#### ENTRIES PROVIDED:
====

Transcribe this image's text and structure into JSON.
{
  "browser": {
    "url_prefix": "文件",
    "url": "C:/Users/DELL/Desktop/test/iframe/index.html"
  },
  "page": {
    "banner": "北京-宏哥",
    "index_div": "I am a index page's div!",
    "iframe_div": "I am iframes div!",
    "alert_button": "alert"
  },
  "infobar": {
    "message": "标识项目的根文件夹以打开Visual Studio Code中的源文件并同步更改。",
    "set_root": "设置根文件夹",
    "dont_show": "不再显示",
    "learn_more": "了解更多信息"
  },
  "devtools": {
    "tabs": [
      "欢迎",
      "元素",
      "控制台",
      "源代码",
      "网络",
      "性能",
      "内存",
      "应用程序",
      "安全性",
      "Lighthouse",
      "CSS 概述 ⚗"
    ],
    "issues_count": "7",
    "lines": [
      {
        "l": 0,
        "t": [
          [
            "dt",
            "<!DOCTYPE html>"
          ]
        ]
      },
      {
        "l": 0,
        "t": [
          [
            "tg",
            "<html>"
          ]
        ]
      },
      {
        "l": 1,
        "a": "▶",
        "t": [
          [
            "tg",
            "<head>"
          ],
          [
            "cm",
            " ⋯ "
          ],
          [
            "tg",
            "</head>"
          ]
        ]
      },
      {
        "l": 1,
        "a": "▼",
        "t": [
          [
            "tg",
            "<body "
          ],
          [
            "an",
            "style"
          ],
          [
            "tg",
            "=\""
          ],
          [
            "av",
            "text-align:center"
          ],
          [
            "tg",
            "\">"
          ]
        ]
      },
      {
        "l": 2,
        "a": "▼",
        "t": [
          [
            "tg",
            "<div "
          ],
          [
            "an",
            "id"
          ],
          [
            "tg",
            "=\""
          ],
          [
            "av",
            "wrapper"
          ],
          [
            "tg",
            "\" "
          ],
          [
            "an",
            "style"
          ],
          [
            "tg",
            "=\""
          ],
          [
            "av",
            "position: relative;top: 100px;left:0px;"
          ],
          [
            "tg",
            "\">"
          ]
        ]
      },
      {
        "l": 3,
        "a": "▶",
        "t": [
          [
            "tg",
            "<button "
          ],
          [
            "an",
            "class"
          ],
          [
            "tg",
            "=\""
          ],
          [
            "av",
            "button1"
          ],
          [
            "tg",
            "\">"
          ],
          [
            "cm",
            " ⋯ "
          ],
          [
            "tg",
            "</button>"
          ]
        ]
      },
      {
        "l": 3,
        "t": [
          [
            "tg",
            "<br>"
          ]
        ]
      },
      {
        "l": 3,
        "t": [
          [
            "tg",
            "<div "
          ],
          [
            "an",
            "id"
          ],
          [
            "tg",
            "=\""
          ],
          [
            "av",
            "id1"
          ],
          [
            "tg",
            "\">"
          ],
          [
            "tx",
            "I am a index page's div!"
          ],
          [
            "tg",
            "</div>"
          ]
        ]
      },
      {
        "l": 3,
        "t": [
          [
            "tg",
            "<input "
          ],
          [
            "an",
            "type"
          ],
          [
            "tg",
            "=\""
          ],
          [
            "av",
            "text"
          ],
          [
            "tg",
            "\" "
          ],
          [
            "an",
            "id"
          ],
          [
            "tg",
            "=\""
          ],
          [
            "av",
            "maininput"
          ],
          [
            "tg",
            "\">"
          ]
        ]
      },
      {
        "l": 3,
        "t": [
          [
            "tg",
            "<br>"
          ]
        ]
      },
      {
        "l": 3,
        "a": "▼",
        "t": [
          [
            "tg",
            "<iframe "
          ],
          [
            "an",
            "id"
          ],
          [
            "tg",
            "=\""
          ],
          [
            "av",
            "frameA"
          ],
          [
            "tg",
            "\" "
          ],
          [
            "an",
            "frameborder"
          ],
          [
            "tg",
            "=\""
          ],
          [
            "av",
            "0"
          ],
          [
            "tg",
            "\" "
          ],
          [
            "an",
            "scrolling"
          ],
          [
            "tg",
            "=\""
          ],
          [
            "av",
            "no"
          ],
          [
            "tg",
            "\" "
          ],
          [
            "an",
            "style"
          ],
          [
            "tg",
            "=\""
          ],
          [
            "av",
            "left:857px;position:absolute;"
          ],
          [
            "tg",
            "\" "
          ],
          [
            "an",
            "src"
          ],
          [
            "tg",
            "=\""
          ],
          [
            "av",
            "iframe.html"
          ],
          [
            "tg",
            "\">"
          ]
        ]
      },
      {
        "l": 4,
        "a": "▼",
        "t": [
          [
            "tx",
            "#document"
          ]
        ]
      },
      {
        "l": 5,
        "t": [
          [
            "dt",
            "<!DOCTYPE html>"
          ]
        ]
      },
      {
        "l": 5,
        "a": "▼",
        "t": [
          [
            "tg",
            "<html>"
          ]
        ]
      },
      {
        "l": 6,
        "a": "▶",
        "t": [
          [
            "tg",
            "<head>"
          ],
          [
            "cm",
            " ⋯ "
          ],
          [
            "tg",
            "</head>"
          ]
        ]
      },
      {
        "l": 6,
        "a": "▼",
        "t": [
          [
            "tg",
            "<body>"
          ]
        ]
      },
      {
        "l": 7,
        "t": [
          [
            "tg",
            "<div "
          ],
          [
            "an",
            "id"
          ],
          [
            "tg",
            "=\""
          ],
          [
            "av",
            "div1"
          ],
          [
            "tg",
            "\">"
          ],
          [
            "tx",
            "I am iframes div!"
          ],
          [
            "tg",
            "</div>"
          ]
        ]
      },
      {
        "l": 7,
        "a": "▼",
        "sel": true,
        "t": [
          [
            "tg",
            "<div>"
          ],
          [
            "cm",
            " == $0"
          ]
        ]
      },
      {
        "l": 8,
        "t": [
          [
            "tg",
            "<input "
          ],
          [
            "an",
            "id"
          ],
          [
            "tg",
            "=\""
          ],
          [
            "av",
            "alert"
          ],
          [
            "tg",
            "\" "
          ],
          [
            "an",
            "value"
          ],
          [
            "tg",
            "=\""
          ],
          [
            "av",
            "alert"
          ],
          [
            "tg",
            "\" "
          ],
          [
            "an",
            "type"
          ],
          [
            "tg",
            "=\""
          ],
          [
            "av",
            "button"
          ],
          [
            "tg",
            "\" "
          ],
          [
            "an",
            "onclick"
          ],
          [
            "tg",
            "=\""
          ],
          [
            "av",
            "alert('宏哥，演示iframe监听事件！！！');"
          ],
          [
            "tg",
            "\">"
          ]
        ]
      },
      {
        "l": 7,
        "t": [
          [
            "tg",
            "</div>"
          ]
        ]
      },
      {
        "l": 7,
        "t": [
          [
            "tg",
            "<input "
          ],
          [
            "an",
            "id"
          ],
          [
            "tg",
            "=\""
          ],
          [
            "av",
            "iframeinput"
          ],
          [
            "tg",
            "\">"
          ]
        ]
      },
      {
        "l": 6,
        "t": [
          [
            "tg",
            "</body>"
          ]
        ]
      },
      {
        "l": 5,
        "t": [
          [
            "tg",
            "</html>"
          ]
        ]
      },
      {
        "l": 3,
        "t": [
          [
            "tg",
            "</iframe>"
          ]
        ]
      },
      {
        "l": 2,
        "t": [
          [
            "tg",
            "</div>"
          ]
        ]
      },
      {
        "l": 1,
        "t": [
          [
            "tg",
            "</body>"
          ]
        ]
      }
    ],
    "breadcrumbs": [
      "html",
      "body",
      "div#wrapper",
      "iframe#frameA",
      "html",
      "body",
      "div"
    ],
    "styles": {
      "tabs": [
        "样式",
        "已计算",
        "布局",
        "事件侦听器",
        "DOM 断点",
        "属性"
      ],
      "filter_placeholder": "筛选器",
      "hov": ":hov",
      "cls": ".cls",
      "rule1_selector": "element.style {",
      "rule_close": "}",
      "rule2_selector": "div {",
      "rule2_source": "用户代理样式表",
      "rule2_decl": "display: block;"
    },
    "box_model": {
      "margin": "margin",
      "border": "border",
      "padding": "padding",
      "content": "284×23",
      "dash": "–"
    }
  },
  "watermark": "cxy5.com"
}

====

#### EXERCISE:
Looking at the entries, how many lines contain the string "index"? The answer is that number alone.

#### REPLY:
3